As members of the 30-strong Greenpeace crew arrested for protesting outside an oil rig arrived home from Russia, messages of defiance poured forth in interviews and statements released by local branches of the environmental group.
"Absurd theater," was how Danish activist Anne Mie Roer Jensen described the roughly 100-day experience in Russia, promising more action to protect the far north from energy extraction. "The fight against the oil drilling in the Arctic has only just begun."
The crew members were detained in September and charged with piracy after some of them aboard the Arctic Sunrise boat attempted to scale an offshore drilling platform owned by Russia's state-owned natural gas giant Gazprom.
Those allegations were later downgraded to hooliganism before being dropped altogether following the passage of an amnesty law widely interpreted as an attempt by Moscow to temper foreign criticism of Russia's human rights record before the Winter Olympics to be held in Sochi, Russia, in February.
Russian President Vladimir Putin has questioned the Greenpeace protesters intentions to protect the Arctic and alleged that they were trying to hurt Russia's economic interests.

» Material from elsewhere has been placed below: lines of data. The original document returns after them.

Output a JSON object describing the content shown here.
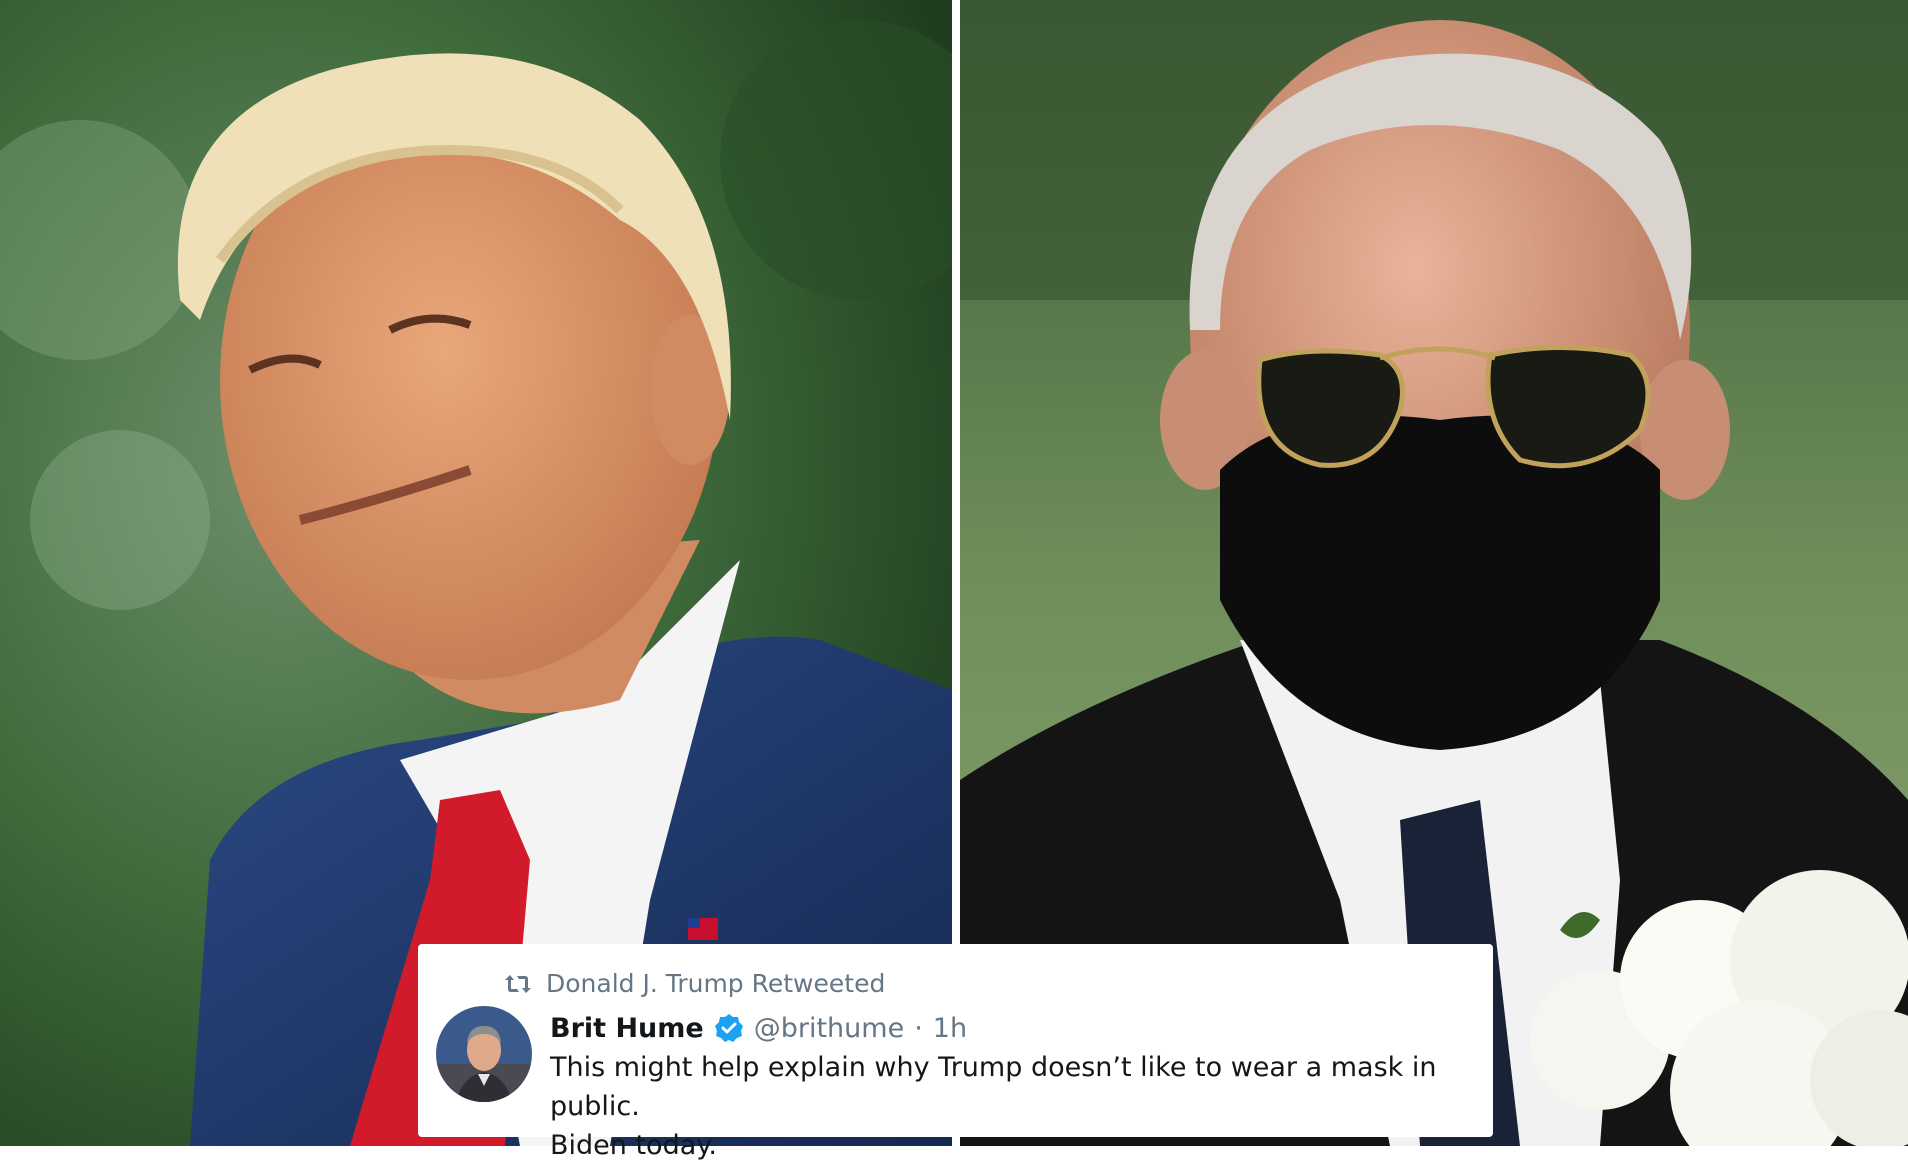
{
  "tweet": {
    "retweet_label": "Donald J. Trump Retweeted",
    "author_name": "Brit Hume",
    "handle": "@brithume",
    "separator": "·",
    "time": "1h",
    "text": "This might help explain why Trump doesn’t like to wear a mask in public.\nBiden today.",
    "icons": {
      "retweet": "retweet-icon",
      "verified": "verified-badge-icon",
      "avatar": "avatar"
    }
  },
  "colors": {
    "verified_blue": "#1da1f2",
    "meta_gray": "#657786",
    "text_dark": "#14171a"
  }
}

He said earlier this month that he did not mind that charges against the team were dropped under the amnesty, but that he hoped that "this will not happen again."

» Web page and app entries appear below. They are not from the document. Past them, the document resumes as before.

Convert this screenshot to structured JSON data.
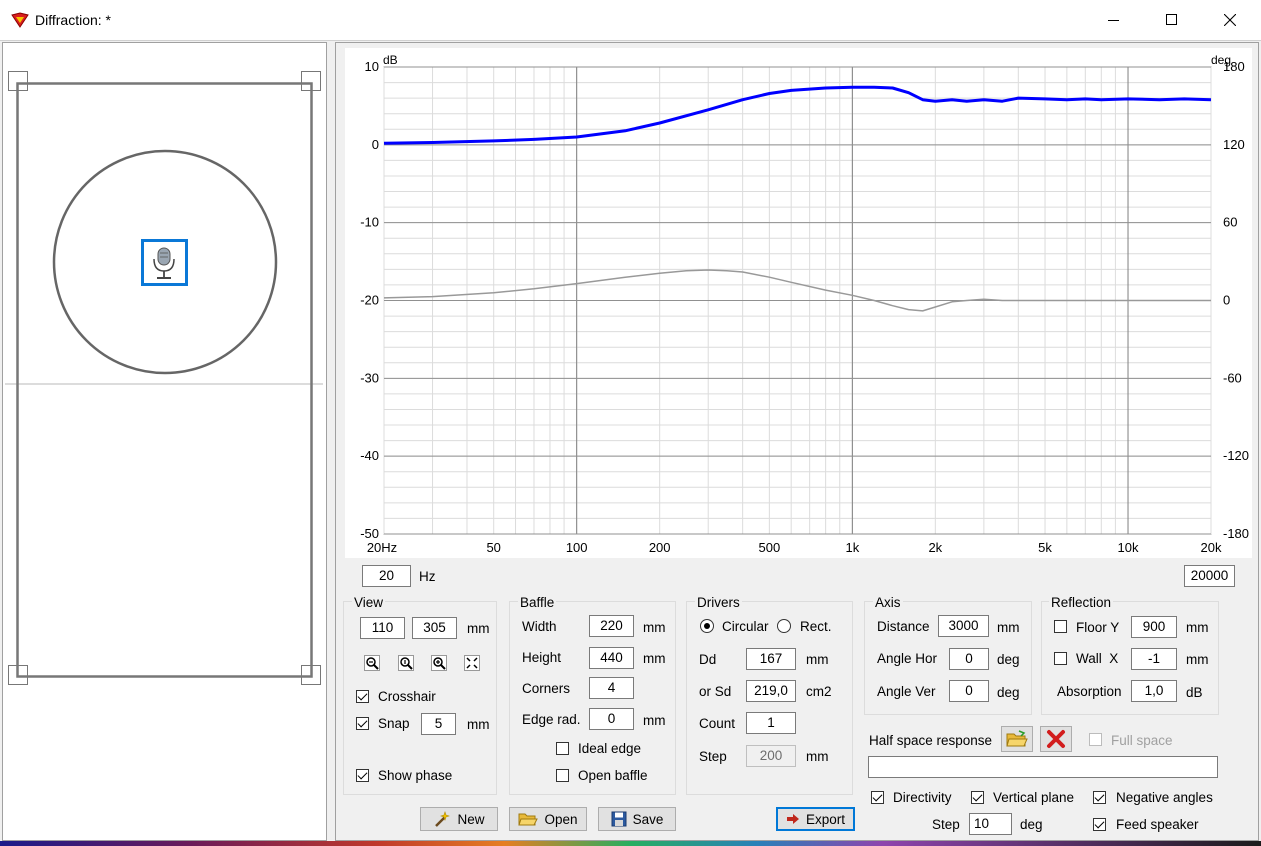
{
  "window": {
    "title": "Diffraction: *"
  },
  "chart_data": {
    "type": "line",
    "xscale": "log",
    "xlim": [
      20,
      20000
    ],
    "ylim": [
      -50,
      10
    ],
    "y2lim": [
      -180,
      180
    ],
    "ylabel": "dB",
    "y2label": "deg",
    "xticks": [
      "20Hz",
      "50",
      "100",
      "200",
      "500",
      "1k",
      "2k",
      "5k",
      "10k",
      "20k"
    ],
    "xtick_values": [
      20,
      50,
      100,
      200,
      500,
      1000,
      2000,
      5000,
      10000,
      20000
    ],
    "yticks": [
      "10",
      "0",
      "-10",
      "-20",
      "-30",
      "-40",
      "-50"
    ],
    "ytick_values": [
      10,
      0,
      -10,
      -20,
      -30,
      -40,
      -50
    ],
    "y2ticks": [
      "180",
      "120",
      "60",
      "0",
      "-60",
      "-120",
      "-180"
    ],
    "y2tick_values": [
      180,
      120,
      60,
      0,
      -60,
      -120,
      -180
    ],
    "grid": true,
    "series": [
      {
        "color": "#0000ff",
        "axis": "left",
        "x": [
          20,
          30,
          50,
          70,
          100,
          150,
          200,
          300,
          400,
          500,
          600,
          800,
          1000,
          1200,
          1400,
          1600,
          1800,
          2000,
          2300,
          2600,
          3000,
          3500,
          4000,
          5000,
          6000,
          7000,
          8000,
          10000,
          13000,
          16000,
          20000
        ],
        "values": [
          0.2,
          0.3,
          0.5,
          0.7,
          1.0,
          1.8,
          2.8,
          4.5,
          5.8,
          6.6,
          7.0,
          7.3,
          7.4,
          7.4,
          7.3,
          6.7,
          5.8,
          5.6,
          5.8,
          5.6,
          5.8,
          5.6,
          6.0,
          5.9,
          5.8,
          5.9,
          5.8,
          5.9,
          5.8,
          5.9,
          5.8
        ]
      },
      {
        "color": "#999999",
        "axis": "right",
        "x": [
          20,
          30,
          50,
          70,
          100,
          150,
          200,
          250,
          300,
          350,
          400,
          500,
          600,
          800,
          1000,
          1200,
          1400,
          1600,
          1800,
          2000,
          2300,
          2600,
          3000,
          3500,
          4000,
          5000,
          7000,
          10000,
          20000
        ],
        "values": [
          2,
          3,
          6,
          9,
          13,
          18,
          21,
          23,
          23.5,
          23,
          22,
          18,
          14,
          8,
          4,
          0,
          -4,
          -7,
          -8,
          -5,
          -1,
          0,
          1,
          0,
          0,
          0,
          0,
          0,
          0
        ]
      }
    ]
  },
  "freq": {
    "min": "20",
    "unit": "Hz",
    "max": "20000"
  },
  "view": {
    "title": "View",
    "x": "110",
    "y": "305",
    "unit": "mm",
    "tools": [
      "zoom-out-icon",
      "zoom-fit-icon",
      "zoom-in-icon",
      "fit-all-icon"
    ],
    "crosshair_label": "Crosshair",
    "crosshair": true,
    "snap_label": "Snap",
    "snap": true,
    "snap_value": "5",
    "snap_unit": "mm",
    "show_phase_label": "Show phase",
    "show_phase": true
  },
  "baffle": {
    "title": "Baffle",
    "width_label": "Width",
    "width": "220",
    "width_unit": "mm",
    "height_label": "Height",
    "height": "440",
    "height_unit": "mm",
    "corners_label": "Corners",
    "corners": "4",
    "edge_label": "Edge rad.",
    "edge": "0",
    "edge_unit": "mm",
    "ideal_edge_label": "Ideal edge",
    "ideal_edge": false,
    "open_baffle_label": "Open baffle",
    "open_baffle": false
  },
  "drivers": {
    "title": "Drivers",
    "circular_label": "Circular",
    "rect_label": "Rect.",
    "shape": "circular",
    "dd_label": "Dd",
    "dd": "167",
    "dd_unit": "mm",
    "sd_label": "or Sd",
    "sd": "219,0",
    "sd_unit": "cm2",
    "count_label": "Count",
    "count": "1",
    "step_label": "Step",
    "step": "200",
    "step_unit": "mm"
  },
  "axis": {
    "title": "Axis",
    "distance_label": "Distance",
    "distance": "3000",
    "distance_unit": "mm",
    "hor_label": "Angle Hor",
    "hor": "0",
    "hor_unit": "deg",
    "ver_label": "Angle Ver",
    "ver": "0",
    "ver_unit": "deg"
  },
  "reflection": {
    "title": "Reflection",
    "floor_label": "Floor Y",
    "floor": false,
    "floor_value": "900",
    "floor_unit": "mm",
    "wall_label": "Wall  X",
    "wall": false,
    "wall_value": "-1",
    "wall_unit": "mm",
    "absorption_label": "Absorption",
    "absorption": "1,0",
    "absorption_unit": "dB"
  },
  "half_space": {
    "label": "Half space response",
    "full_space_label": "Full space",
    "full_space": false,
    "path": ""
  },
  "options": {
    "directivity_label": "Directivity",
    "directivity": true,
    "vertical_label": "Vertical plane",
    "vertical": true,
    "negative_label": "Negative angles",
    "negative": true,
    "feed_label": "Feed speaker",
    "feed": true,
    "step_label": "Step",
    "step": "10",
    "step_unit": "deg"
  },
  "buttons": {
    "new": "New",
    "open": "Open",
    "save": "Save",
    "export": "Export"
  }
}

Briton Anthony Perret, the first to be released, told the BBC the ordeal was "definitely worth it."